Data listing:

■ ■ ■ ■ ■ ■ ■

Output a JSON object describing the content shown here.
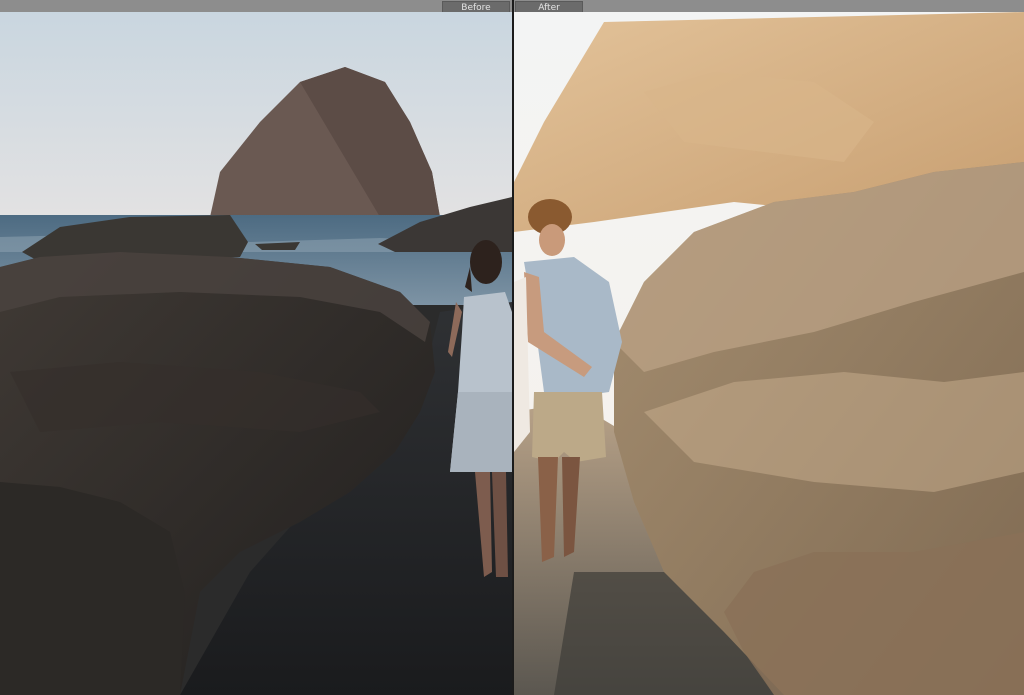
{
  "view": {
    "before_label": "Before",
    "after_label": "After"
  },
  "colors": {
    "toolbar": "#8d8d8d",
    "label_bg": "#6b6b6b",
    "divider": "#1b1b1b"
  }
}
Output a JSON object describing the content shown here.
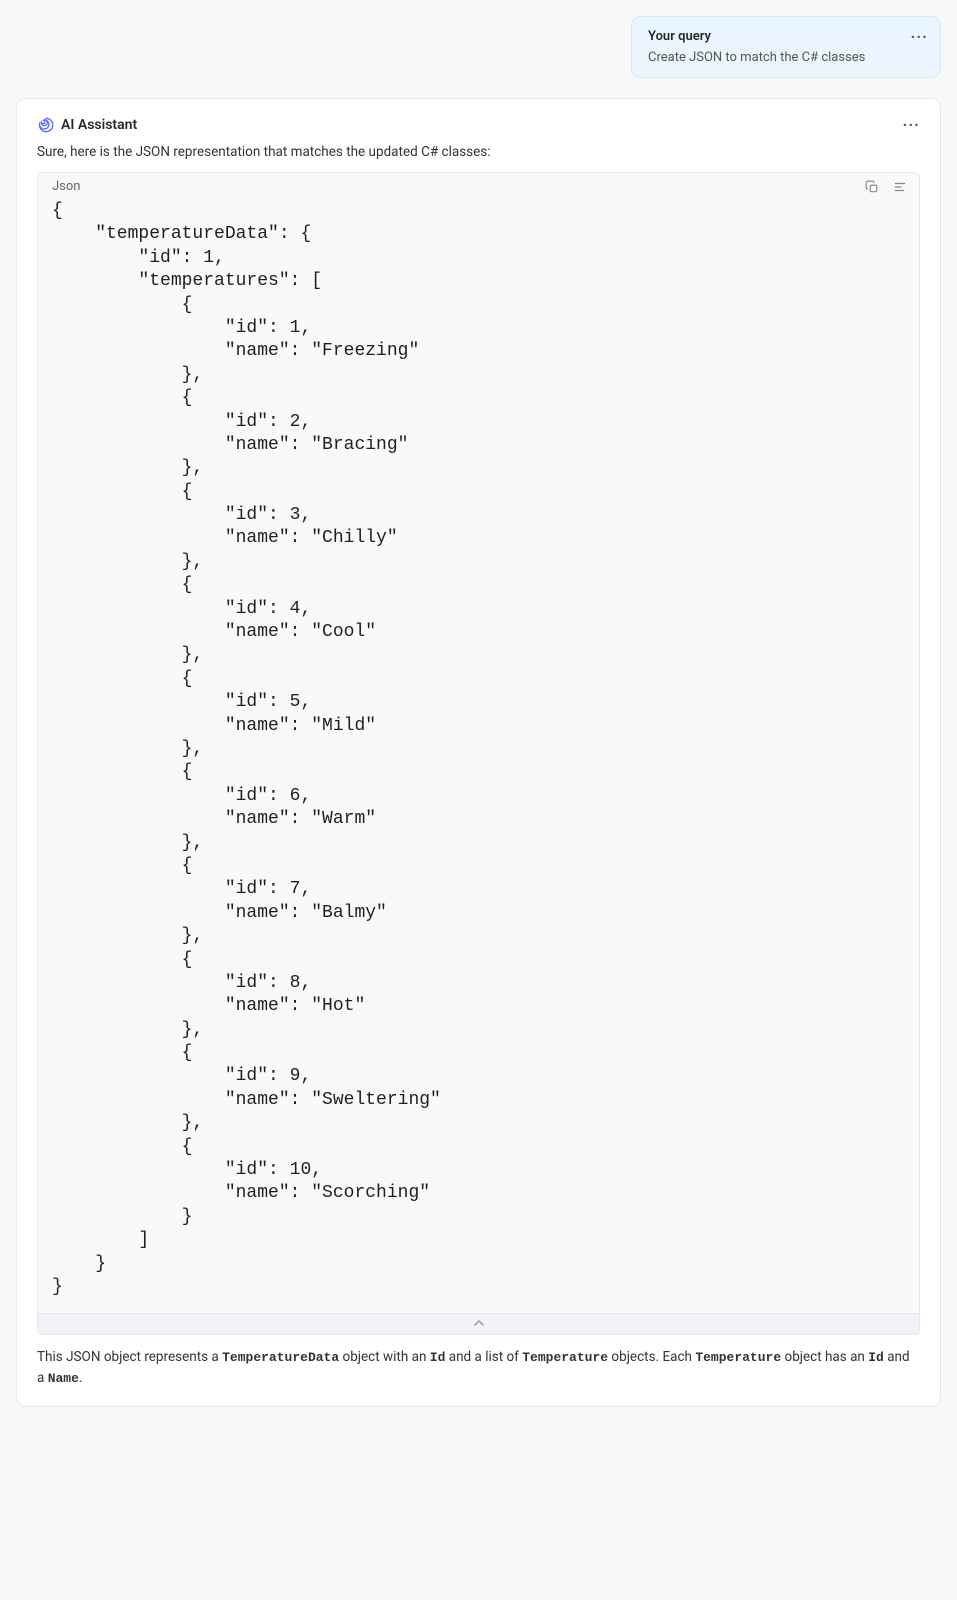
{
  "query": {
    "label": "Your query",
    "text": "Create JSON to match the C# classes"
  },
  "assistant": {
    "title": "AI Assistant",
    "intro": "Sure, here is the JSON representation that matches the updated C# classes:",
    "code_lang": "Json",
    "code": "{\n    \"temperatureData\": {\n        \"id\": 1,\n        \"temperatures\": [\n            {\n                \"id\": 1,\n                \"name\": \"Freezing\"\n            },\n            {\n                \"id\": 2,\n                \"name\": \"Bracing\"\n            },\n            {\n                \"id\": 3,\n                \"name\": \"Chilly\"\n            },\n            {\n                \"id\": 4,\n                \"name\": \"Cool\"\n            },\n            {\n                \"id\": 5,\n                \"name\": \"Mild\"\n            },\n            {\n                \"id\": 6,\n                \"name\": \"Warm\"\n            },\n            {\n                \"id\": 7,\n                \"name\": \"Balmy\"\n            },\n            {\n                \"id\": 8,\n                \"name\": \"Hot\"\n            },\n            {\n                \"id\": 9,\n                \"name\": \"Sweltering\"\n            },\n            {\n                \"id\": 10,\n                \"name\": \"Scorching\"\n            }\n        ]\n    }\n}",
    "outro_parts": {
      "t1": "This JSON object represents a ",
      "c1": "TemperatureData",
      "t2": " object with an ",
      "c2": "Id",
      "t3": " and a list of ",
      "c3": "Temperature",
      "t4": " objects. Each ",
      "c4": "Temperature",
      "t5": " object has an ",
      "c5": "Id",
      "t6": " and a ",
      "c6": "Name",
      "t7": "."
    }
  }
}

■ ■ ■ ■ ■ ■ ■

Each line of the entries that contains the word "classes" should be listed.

Response to this exercise:
    "text": "Create JSON to match the C# classes"
    "intro": "Sure, here is the JSON representation that matches the updated C# classes:",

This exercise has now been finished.